> _YOUR OBJECTIVE_
Please copy each line of the records below that holds the word "image".

---------- DATA PROVIDED

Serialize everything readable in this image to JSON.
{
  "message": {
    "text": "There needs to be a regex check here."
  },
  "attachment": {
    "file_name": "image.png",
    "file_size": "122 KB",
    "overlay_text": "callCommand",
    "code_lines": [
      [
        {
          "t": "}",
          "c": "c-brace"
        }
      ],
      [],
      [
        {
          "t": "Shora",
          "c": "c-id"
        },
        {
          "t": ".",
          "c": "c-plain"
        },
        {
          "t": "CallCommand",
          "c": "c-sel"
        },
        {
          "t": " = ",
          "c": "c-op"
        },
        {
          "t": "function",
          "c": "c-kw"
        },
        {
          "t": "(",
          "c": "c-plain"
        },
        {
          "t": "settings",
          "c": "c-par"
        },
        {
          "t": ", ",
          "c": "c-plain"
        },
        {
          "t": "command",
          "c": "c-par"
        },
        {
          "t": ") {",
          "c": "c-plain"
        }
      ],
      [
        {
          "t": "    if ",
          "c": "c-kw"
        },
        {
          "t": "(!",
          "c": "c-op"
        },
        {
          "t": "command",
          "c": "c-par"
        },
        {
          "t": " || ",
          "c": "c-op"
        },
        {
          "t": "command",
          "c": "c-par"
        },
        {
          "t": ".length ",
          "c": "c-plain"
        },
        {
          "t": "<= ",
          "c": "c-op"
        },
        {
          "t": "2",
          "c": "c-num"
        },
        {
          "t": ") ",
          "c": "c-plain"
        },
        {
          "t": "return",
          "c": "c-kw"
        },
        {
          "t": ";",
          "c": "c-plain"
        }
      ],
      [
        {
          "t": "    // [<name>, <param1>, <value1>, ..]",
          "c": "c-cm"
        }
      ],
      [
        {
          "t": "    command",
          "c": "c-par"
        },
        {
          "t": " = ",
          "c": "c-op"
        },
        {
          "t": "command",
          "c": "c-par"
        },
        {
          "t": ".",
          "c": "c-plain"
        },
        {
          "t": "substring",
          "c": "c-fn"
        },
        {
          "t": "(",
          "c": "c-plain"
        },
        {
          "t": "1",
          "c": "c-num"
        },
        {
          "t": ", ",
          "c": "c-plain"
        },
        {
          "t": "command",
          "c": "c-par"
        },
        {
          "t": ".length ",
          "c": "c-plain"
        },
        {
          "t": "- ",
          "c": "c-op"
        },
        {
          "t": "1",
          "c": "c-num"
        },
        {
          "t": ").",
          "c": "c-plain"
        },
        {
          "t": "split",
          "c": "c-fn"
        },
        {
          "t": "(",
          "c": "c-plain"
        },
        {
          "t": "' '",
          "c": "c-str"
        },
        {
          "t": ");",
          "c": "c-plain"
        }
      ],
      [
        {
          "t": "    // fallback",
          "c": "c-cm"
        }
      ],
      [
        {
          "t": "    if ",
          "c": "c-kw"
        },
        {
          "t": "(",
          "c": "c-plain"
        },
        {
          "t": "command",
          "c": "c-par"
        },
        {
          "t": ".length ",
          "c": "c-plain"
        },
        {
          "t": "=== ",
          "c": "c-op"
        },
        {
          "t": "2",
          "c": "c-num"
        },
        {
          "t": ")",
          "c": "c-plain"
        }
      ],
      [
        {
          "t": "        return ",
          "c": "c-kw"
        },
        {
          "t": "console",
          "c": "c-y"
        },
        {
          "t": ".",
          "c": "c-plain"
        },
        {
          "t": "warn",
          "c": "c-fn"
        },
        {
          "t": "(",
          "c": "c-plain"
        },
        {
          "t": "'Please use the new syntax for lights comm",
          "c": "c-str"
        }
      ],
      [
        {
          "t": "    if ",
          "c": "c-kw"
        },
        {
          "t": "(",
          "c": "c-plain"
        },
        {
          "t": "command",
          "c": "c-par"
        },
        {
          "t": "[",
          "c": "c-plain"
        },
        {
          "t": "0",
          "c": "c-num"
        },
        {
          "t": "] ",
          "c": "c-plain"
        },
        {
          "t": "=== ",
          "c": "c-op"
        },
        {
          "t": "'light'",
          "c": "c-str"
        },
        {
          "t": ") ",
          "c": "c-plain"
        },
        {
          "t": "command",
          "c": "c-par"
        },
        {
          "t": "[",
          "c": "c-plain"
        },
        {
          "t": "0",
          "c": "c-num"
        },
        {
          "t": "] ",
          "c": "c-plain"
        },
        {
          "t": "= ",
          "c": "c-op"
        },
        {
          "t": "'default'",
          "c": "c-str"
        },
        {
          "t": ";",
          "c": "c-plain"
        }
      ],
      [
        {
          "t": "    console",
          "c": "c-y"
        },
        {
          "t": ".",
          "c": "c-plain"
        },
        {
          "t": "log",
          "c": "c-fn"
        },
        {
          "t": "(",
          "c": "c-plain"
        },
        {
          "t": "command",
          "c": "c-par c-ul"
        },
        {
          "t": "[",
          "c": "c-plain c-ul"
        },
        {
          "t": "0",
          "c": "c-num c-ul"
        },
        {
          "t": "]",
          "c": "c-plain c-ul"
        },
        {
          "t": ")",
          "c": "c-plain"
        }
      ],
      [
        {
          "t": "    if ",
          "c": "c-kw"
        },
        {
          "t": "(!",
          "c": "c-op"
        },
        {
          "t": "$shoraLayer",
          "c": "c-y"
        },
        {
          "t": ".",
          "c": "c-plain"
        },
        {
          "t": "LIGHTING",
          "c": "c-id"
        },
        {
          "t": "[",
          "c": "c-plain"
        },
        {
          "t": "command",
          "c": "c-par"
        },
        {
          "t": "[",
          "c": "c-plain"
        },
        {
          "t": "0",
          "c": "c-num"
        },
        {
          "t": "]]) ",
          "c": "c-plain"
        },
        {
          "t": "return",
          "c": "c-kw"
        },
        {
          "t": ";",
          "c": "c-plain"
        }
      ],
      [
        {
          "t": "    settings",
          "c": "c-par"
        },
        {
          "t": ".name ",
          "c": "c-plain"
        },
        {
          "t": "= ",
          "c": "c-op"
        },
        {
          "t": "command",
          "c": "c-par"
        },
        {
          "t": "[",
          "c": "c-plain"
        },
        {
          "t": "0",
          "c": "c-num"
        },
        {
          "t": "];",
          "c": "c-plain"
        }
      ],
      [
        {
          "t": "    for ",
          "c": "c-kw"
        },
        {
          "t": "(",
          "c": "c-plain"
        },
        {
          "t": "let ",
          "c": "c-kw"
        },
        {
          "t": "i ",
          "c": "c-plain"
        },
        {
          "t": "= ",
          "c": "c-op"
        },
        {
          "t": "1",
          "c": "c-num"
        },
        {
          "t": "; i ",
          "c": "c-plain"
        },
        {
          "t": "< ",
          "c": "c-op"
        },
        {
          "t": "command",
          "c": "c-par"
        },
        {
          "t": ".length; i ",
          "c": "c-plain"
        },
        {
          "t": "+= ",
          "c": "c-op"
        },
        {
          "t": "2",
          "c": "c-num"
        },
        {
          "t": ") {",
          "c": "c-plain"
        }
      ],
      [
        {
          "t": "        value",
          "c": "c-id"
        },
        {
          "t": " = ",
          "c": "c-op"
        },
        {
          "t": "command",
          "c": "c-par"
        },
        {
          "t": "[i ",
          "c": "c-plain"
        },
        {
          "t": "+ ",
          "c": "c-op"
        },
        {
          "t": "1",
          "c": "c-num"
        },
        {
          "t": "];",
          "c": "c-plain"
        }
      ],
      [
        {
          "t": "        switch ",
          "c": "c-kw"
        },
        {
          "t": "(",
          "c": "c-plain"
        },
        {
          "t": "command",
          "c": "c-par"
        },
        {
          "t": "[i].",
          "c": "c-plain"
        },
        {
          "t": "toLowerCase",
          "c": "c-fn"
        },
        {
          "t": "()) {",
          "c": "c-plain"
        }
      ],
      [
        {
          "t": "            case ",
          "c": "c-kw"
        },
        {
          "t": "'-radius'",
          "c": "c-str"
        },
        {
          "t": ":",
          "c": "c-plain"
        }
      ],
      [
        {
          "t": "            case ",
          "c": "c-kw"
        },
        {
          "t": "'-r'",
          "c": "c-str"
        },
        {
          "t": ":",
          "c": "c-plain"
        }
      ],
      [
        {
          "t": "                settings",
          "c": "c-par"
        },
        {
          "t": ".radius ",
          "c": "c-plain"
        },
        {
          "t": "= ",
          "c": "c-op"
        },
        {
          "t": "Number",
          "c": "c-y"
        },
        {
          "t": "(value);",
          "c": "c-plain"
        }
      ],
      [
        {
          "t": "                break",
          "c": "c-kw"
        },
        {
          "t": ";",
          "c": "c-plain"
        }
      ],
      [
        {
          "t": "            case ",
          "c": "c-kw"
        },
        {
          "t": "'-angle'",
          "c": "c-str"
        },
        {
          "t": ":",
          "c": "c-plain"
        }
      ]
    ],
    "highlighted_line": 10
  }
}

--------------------

> _COMPLETED EXERCISE_
Serialize everything readable in this image to JSON.
    "file_name": "image.png",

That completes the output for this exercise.